A further uncertainty arises from the stated intention of Francois Hollande, the front runner in the French Presidential election to renegotiate the treaty (Hugh Carnegy and Quentin Peel, Financial Times, March 4, 2012). At the same time the main architect of the Treaty, Angela Merkel, has lost credibility in Germany with the resignation of the candidate she supported as President. Because of this and other issues, Der Spiegel (2/21/2012) reports difficulties within the coalition government and states “many are now asking how much longer it can survive”. The second bail out package for Greece required the support of the opposition Social Democrats and Greens (Der Spiegel 2/27/2012). Opposition parties and likely participants in a successor government espouse policies such as emphasising growth rather than austerity to balance budgets, a Eurobond and a Financial Transaction Tax.
Spain recently announced a new higher target for the budget deficit of 5.8% compared with 4.4% agreed with the Commission, some hours after signing the new Treaty. Furthermore the Spanish Prime Minister announced that the budget deficit was a matter for the Spanish government and not the Commission. It is also interesting to note that there was very little change in yields on Spanish government bonds (benchmark 10 year yields rose from 4.91% to 4.96%) on the first day of trading after this announcement and the signing of the Stability Treaty, indicating, perhaps that markets recognise that increased austerity is bad for economic growth and bad for bond markets. Further budget cutbacks in the Netherlands could result in a general election in which political parties opposed to budgetary cuts would make large gains (Financial Times, March 1, 2012). It is likely that government policy in relation to the financial and economic crisis will change in key EU countries as a result of political change.
The strategy to adopt in the face of this uncertainty is to delay holding a referendum for as long as possible. At government level we in Ireland have ‘world class skills’ in delay. The Department of Justice is especially skilled in this regard. A delay is likely to mean that political change in EU countries, such as France, will result in change to the Stability Treaty. Peripheral countries (Greece, Ireland, Portugal, Italy, Spain) will thus have an opportunity to influence treaty change to their benefit. Writing detailed fiscal stability rules into a constitution is flawed reasoning, and treaty change could remove this threat. Delay will help clarify if and to what extent a second bail out is needed.

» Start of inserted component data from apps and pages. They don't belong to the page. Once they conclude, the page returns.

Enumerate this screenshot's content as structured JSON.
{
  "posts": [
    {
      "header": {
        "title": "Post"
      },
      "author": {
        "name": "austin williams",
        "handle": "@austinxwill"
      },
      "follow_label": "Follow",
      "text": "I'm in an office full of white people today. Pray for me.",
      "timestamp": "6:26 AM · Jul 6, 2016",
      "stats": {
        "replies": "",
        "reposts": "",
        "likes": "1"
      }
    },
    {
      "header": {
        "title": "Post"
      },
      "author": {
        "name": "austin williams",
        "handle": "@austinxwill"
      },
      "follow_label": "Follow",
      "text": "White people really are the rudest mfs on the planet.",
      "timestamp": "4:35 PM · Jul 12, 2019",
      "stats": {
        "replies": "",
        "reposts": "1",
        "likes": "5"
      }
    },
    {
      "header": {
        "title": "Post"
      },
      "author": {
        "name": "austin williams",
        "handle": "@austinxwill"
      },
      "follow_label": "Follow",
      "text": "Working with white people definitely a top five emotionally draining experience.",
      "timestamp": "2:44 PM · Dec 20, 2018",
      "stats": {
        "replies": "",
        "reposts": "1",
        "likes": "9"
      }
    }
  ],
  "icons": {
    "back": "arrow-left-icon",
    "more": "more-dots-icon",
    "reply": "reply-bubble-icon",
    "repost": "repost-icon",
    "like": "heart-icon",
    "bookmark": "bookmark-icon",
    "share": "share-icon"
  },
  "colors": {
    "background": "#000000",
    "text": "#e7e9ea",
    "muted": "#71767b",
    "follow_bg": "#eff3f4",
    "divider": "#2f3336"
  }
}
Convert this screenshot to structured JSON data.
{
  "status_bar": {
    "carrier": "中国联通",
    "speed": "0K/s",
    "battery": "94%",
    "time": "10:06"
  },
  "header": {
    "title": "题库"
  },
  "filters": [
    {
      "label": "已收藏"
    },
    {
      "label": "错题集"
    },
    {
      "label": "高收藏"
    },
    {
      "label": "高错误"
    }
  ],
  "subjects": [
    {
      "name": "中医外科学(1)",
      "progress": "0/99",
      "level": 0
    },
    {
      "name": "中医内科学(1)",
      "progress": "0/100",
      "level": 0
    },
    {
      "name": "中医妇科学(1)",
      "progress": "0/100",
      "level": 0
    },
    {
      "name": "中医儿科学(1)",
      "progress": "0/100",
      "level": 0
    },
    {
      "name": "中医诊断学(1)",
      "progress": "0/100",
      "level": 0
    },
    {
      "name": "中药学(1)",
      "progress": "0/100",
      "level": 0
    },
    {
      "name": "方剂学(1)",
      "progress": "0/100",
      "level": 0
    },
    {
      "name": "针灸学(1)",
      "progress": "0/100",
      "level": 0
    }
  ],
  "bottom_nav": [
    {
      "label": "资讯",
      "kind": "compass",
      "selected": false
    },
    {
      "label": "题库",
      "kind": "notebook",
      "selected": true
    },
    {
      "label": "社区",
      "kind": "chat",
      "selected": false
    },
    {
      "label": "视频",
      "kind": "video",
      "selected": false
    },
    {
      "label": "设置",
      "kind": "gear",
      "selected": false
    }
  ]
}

What about the promissory notes? If as some have suggested there is an agreement to reduce the cost of the promissory notes, should this influence or decision? On this An Taoiseach is correct: there is no linkage. The cost of the promissory notes can and should be reduced under existing rules and should have no influence on voting intentions on the Treaty for stability.
It is difficult but vital that economic policy is taken from those without any democratic mandate, and without any economic policy other than a dogmatic adherence to the imposition of austerity. It is indeed unfortunate for Ireland and the EU that we have a Commissioner for Economic and Financial Affairs who is bereft of ideas. It is doubly unfortunate for Ireland that those directly responsible for implementing the programme (Mr. Székely, Director and European Commission mission chief to Ireland) are unable to produce a single idea that is growth enhancing (see for example the recently published review of the economic programme for Ireland).
This column was first published by progressive-economy@TASC